The range of loan products in the market just seems to get bigger every day. It may be incredibly confusing. Among great advantages of this is that in order to obtain a competitive edge, increasingly more lenders are offering flexibility in their loans. That is where convertible loans come into the picture. They are a group of loans where you’ve the pliability to convert from one type of loan to another whenever you choose to. Probably the most typical types of convertible loans is a variable rate mortgage that may be converted to a fixed rate loan. This could be very handy should you go through a period of your life when certainty about your loan repayments becomes essential.
In case the woman in a couple stops work to have a baby. Even though fixed rate repayments are usually a little higher, the certainty of knowing what the payments will be until she returns to work can give you great peace of mind. This is especially the case in an economics where rates are usually rising. You may also convert the other way – from fixed rate to adjustable. This usually means your repayments are initially lower, so it may give you a bit of breathing space or more money in your pocket. Even better, if you can continue the higher repayments you are already used to, you’ll actually be paying more of your loan, that is a big bonus.
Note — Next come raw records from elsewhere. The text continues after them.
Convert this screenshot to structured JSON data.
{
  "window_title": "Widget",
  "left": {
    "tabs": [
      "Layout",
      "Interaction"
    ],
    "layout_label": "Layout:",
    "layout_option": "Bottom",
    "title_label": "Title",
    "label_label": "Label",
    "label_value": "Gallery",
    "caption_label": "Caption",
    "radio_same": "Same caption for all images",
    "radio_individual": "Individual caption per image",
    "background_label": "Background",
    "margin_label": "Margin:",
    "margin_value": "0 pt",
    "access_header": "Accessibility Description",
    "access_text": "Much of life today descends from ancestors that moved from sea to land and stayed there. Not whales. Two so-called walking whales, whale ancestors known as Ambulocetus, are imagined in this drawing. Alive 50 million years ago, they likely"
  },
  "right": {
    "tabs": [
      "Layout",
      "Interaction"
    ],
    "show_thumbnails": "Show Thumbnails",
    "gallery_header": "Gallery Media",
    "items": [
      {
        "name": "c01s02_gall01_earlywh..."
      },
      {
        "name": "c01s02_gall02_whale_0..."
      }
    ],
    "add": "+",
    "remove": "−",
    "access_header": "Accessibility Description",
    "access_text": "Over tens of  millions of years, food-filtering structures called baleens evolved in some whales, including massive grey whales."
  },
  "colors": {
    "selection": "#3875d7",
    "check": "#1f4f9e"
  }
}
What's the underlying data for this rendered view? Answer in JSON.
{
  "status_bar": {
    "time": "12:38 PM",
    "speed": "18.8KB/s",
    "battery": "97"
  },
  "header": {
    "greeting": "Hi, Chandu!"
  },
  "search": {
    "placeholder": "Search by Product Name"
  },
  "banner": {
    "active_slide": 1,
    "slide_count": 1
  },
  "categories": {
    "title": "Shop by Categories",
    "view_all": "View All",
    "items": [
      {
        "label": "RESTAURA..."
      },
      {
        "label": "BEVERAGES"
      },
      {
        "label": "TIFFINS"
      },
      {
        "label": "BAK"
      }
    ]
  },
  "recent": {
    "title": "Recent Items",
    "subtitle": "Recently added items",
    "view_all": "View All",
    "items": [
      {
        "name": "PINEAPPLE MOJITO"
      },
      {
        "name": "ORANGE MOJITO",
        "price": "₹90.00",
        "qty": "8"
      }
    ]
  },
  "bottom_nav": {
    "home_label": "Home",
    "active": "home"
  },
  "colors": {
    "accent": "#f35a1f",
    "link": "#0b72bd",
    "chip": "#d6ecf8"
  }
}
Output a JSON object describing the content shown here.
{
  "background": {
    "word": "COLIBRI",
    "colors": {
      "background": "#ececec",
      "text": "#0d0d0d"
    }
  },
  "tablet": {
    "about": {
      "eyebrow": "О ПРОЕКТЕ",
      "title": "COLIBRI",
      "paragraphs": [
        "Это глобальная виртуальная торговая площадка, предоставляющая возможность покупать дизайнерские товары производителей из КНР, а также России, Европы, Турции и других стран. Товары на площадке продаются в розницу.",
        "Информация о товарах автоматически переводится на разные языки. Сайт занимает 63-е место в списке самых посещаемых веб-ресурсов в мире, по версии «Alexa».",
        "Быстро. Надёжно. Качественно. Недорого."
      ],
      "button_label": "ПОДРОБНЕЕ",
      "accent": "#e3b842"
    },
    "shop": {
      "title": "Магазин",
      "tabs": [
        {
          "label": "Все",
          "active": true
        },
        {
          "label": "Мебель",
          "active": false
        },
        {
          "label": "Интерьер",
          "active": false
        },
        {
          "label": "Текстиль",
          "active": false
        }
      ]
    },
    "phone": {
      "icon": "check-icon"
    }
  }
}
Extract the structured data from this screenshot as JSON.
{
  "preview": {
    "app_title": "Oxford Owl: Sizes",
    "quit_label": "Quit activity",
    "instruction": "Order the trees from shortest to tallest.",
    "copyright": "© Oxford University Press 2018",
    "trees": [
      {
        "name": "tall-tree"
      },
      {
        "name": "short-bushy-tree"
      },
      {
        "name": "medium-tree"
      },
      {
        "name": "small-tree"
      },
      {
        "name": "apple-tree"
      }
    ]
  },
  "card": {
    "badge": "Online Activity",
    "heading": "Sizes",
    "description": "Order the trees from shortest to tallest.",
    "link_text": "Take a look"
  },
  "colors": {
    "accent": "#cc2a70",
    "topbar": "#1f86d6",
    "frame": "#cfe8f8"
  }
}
Another kind of loan becoming more popular, especially for investors, is the interest only loan. This has the advantage that your repayments are much lower, but the obvious disadvantage is that you are not paying off the loan at all. Mainly these kinds of loans are only for a fixed period, so at some point down the track you’ll have to start paying off the loan, not only the interest. However this type of loan can work really for a homeowner who gets a lot of their income in Lumps, for example, commissions or bonuses. In that case they could make minimum interest repayments more often than not, then occasionally pay a lump off the loan when a bump in their income occurs.
If you are not planning to be within your house long term, then a balloon loan might suit you. With a balloon loan, you typically have a fixed rate and a fixed period and the monthly repayments are quite low. Towards the end of the 7 years you either have to pay the balance of the loan off in full, or you typically have the opportunity to refinance the loan either with the same lender or elsewhere. A balloon loan is perfect for somebody who knows they’ll likely move on a regular basis due to their work, or perhaps in a situation where a spouse is going to home with kids for a number of years, but after which will return to work and improve the family’s capability to repay a normal loan.